→ **Exercise objective**: Read the records beneath this task and copy every line that contains the string "JSON".

►

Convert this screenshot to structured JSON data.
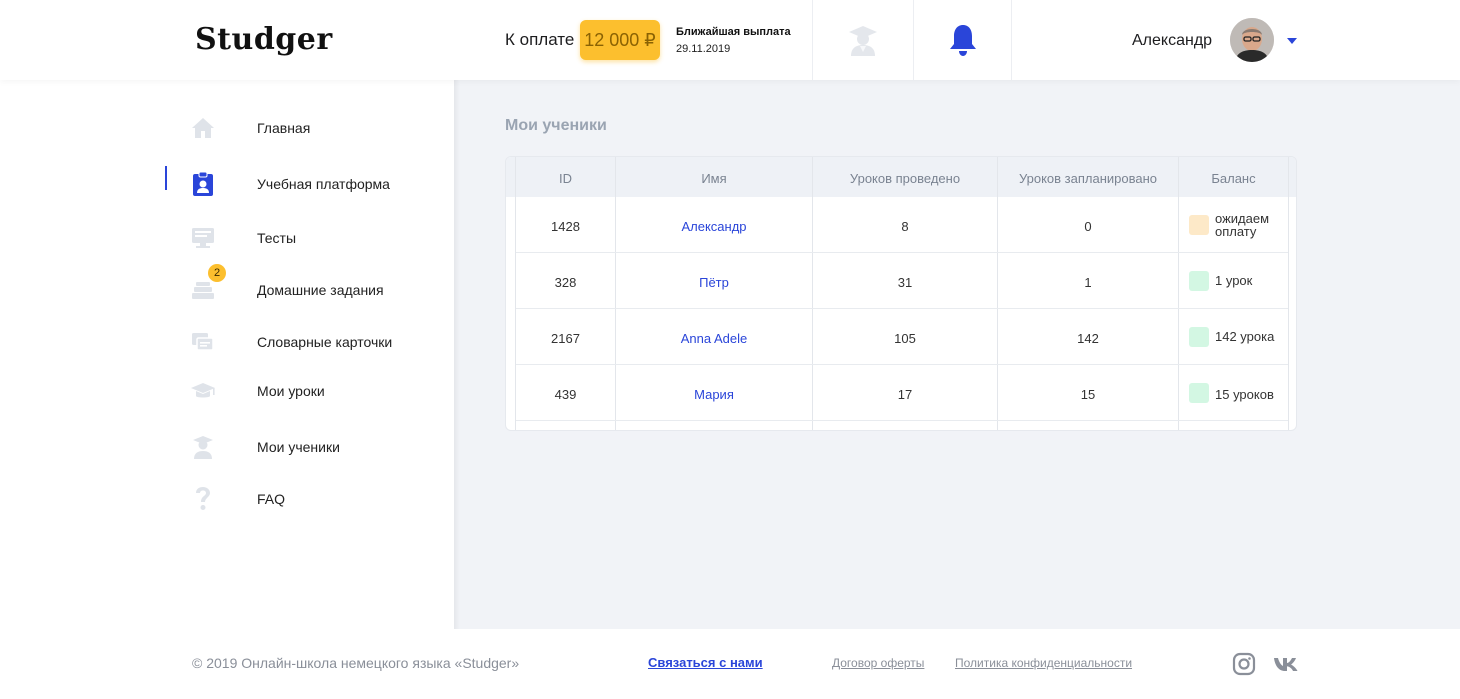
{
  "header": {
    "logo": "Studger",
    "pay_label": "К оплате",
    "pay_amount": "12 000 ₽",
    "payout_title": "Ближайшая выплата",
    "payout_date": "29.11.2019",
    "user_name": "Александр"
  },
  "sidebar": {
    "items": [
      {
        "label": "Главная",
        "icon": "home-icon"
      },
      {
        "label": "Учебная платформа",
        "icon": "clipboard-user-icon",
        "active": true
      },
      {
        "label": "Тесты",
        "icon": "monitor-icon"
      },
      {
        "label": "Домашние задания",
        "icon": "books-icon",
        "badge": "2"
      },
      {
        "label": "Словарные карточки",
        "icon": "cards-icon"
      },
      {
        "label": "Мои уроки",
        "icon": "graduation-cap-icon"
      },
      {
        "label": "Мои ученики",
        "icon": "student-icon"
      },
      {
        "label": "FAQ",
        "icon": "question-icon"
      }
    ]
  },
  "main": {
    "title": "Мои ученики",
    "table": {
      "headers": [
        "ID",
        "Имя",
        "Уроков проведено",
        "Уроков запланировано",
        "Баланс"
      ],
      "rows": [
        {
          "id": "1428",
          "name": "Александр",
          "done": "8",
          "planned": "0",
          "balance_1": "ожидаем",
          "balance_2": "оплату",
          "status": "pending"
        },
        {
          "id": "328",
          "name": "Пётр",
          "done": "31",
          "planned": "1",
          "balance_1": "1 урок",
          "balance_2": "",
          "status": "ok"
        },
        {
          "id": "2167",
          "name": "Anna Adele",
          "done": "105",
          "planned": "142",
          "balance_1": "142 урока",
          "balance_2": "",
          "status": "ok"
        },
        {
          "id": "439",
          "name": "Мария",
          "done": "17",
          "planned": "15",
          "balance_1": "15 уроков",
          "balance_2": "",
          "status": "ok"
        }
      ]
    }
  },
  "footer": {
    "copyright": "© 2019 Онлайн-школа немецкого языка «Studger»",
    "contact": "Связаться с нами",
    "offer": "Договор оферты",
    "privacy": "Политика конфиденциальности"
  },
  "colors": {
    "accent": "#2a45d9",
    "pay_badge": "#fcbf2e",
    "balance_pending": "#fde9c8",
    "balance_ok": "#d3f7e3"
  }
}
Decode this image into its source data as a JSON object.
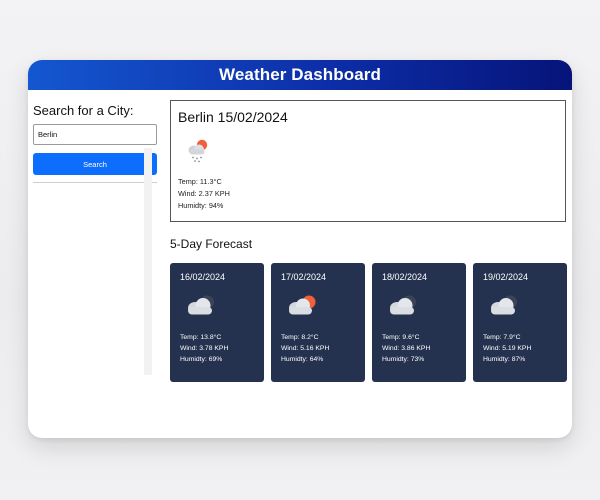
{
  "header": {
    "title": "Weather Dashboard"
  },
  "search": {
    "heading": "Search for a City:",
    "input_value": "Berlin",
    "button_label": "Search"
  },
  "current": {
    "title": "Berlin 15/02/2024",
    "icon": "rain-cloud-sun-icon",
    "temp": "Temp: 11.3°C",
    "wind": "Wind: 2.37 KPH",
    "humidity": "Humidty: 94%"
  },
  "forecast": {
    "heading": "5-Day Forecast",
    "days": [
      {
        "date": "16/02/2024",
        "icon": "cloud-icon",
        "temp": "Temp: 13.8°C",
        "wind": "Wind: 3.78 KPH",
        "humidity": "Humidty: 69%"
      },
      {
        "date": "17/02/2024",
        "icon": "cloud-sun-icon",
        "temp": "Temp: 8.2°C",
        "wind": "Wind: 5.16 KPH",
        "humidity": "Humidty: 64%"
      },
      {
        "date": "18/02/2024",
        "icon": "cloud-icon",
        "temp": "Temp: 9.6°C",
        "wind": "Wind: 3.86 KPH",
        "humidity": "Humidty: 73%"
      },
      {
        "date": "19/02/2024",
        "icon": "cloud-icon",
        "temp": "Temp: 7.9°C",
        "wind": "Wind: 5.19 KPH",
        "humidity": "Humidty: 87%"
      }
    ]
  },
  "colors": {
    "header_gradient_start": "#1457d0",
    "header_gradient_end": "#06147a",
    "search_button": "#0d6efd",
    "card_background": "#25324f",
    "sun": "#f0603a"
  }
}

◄

→ **Answer below**:
Convert this screenshot to structured JSON data.
Decode this image into its source data as a JSON object.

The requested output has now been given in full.